Because The Missing Link acts as a standalone chapter that takes place within Human Revolution‘s existing story, any of the choice and consequence you are offered suffers as a result. Some minor decisions early on may give you small benefits later on in the DLC, but the big choices you can make don’t make you feel much at all; you already know none of it actually changes anything in the bigger story you’ve already played and finished.
It also means that none of the weapon upgrades, credits, or Praxis kits you’ll find impact the main game, and neither does the game really explain why Jensen is suddenly without the gained resources when he arrives in the story after the DLC ends and the main game picks up. To be fair, it would’ve been really hard to explain how Jensen loses his upgrades and weapons, respecs his augmentations, gains XP, and suddenly appears after The Missing Link‘s events with the same tools and skills he had before.
With the majority of Jensen’s adventures being located in the rather large secret Belltower facility, there is some inevitable backtracking. On the upside, there are no loading screens as you go up and down the different levels of the sprawling base. On the downside, there are a couple of security scan sequences to mask the loading of different areas, and sometimes the prospect of going through yet another scan when you know you’re going to have to deal with it can elicit a few sighs and grunts.
As a standalone chapter, though, it’s a solid one. The Missing Link is just one really long side-quest, but it’s a good one even though I’ll be hard pressed to remember much of it in a few months time, or play it again any time soon. The story and characters are good enough from the spoiled perspective of a Human Revolution player, but don’t offer anything that goes beyond the main game’s quality. It does offer a good chunk of more Deus Ex: Human Revolution, with some fan service hidden in plain sight here and there, but as DLC goes it’s not as fantastic as the experience Lair of the Shadow Broker gave to fans of Mass Effect. And, you know, Shadow Broker and BioShock 2: Minerva’s Den weren’t $15.
Still, this piece of DLC offers a good amount of content for its price, about a fifth to a quarter of Deus Ex: Human Revolution‘s 20-25 hour playtime for a fourth of the (original) price. The Missing Link is a well-produced piece of DLC with a level of quality that fits right in with the main game both in terms of quality and atmosphere. It’s just more Deus Ex: Human Revolution, and there’s nothing really wrong with that since the original game was fantastic. If you want more Deus Ex, The Missing Link delivers in spades but won’t blow you away.

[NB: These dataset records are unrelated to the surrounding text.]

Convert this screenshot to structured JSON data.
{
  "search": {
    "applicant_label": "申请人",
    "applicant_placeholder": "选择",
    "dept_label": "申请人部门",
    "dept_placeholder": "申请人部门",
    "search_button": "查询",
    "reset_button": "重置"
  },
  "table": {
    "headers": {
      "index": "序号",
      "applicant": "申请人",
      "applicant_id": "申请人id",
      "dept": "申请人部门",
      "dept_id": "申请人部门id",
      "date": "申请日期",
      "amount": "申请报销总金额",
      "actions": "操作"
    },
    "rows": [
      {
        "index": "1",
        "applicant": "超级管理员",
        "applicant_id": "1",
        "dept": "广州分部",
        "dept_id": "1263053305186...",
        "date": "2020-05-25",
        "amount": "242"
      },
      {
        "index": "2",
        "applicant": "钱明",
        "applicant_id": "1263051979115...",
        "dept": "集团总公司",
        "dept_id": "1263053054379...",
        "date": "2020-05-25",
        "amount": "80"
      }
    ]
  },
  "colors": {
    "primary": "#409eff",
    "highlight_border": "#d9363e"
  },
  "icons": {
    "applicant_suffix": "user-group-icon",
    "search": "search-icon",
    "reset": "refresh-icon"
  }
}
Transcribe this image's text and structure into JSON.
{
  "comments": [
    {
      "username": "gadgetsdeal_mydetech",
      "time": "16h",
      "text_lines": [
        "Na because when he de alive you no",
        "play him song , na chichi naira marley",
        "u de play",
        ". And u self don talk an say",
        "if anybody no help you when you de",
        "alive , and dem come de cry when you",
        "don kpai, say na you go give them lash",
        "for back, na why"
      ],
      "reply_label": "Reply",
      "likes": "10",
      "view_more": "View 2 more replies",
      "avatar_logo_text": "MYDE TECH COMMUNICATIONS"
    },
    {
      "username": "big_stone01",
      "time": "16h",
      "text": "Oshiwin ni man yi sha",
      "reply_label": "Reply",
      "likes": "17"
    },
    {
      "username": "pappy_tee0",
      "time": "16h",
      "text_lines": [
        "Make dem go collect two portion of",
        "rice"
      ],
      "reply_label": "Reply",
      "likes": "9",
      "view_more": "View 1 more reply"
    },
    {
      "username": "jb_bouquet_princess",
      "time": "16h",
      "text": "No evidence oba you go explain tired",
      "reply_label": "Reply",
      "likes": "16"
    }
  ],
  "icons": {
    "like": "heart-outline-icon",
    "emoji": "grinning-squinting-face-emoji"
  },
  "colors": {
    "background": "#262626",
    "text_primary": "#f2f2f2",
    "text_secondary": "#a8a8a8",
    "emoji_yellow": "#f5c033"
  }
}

Yet it doesn’t give you any truly orgasmic story or gameplay experiences; it’s just more of the same quality game you already played. For more of the same, whether it’s a really long extra chapter or not, $15 is a bit on the high side if you ask me, and well above the instant-buy threshold I maintain for myself. Whether or not the extra $5 is going to kill you or not, as a fan you’re still going to enjoy what The Missing Link gives you. How could you not? It’s more Deus Ex!